Investors interested in investing with a managed futures program (excepting those programs which are offered exclusively to qualified eligible persons as that term is defined by CFTC regulation 4.7) will be required to receive and sign off on a disclosure document in compliance with certain CFT rules The disclosure documents contains a complete description of the principal risk factors and each fee to be charged to your account by the CTA, as well as the composite performance of accounts under the CTA's management over at least the most recent five years. Investor interested in investing in any of the programs on this website are urged to carefully read these disclosure documents, including, but not limited to the performance information, before investing in any such programs.

Those investors who are qualified eligible persons as that term is defined by CFTC regulation 4.7 and interested in investing in a program exempt from having to provide a disclosure document and considered by the regulations to be sophisticated enough to understand the risks and be able to interpret the accuracy and completeness of any performance information on their own.

RCM receives a portion of the commodity brokerage commissions you pay in connection with your futures trading and/or a portion of the interest income (if any) earned on an account's assets. The listed manager may also pay RCM a portion of the fees they receive from accounts introduced to them by RCM.

See the full terms of use and risk disclaimer here.

Disclaimer
The performance data displayed herein is compiled from various sources, including BarclayHedge, RCM's own estimates of performance based on account managed by advisors on its books, and reports directly from the advisors. These performance figures should not be relied on independent of the individual advisor's disclosure document, which has important information regarding the method of calculation used, whether or not the performance includes proprietary results, and other important footnotes on the advisor's track record.

Benchmark index performance is for the constituents of that index only, and does not represent the entire universe of possible investments within that asset class. And further, that there can be limitations and biases to indices such as survivorship, self reporting, and instant history.

Managed futures accounts can subject to substantial charges for management and advisory fees. The numbers within this website include all such fees, but it may be necessary for those accounts that are subject to these charges to make substantial trading profits in the future to avoid depletion or exhaustion of their assets.

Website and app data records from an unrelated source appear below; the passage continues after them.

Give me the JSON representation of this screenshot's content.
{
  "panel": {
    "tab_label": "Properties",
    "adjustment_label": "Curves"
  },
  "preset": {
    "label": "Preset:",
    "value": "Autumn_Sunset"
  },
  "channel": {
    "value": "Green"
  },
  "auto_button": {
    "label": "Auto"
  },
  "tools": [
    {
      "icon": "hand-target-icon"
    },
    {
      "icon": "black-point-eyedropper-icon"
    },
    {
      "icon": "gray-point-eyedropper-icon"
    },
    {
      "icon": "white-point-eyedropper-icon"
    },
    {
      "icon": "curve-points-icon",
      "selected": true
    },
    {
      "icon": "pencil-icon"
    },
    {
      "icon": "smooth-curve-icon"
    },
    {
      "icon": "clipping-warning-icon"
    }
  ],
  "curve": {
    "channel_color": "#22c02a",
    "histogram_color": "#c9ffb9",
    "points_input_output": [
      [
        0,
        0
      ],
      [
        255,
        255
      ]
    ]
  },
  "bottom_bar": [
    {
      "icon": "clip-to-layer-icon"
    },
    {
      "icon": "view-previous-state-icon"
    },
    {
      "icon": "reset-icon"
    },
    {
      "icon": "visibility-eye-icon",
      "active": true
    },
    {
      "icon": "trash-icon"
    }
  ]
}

Investors interested in investing with a managed futures program (excepting those programs which are offered exclusively to qualified eligible persons as that term is defined by CFTC regulation 4.7) will be required to receive and sign off on a disclosure document in compliance with certain CFT rules The disclosure documents contains a complete description of the principal risk factors and each fee to be charged to your account by the CTA, as well as the composite performance of accounts under the CTA's management over at least the most recent five years. Investor interested in investing in any of the programs on this website are urged to carefully read these disclosure documents, including, but not limited to the performance information, before investing in any such programs.

Those investors who are qualified eligible persons as that term is defined by CFTC regulation 4.7 and interested in investing in a program exempt from having to provide a disclosure document and considered by the regulations to be sophisticated enough to understand the risks and be able to interpret the accuracy and completeness of any performance information on their own.

RCM receives a portion of the commodity brokerage commissions you pay in connection with your futures trading and/or a portion of the interest income (if any) earned on an account's assets. The listed manager may also pay RCM a portion of the fees they receive from accounts introduced to them by RCM.

See the full terms of use and risk disclaimer here.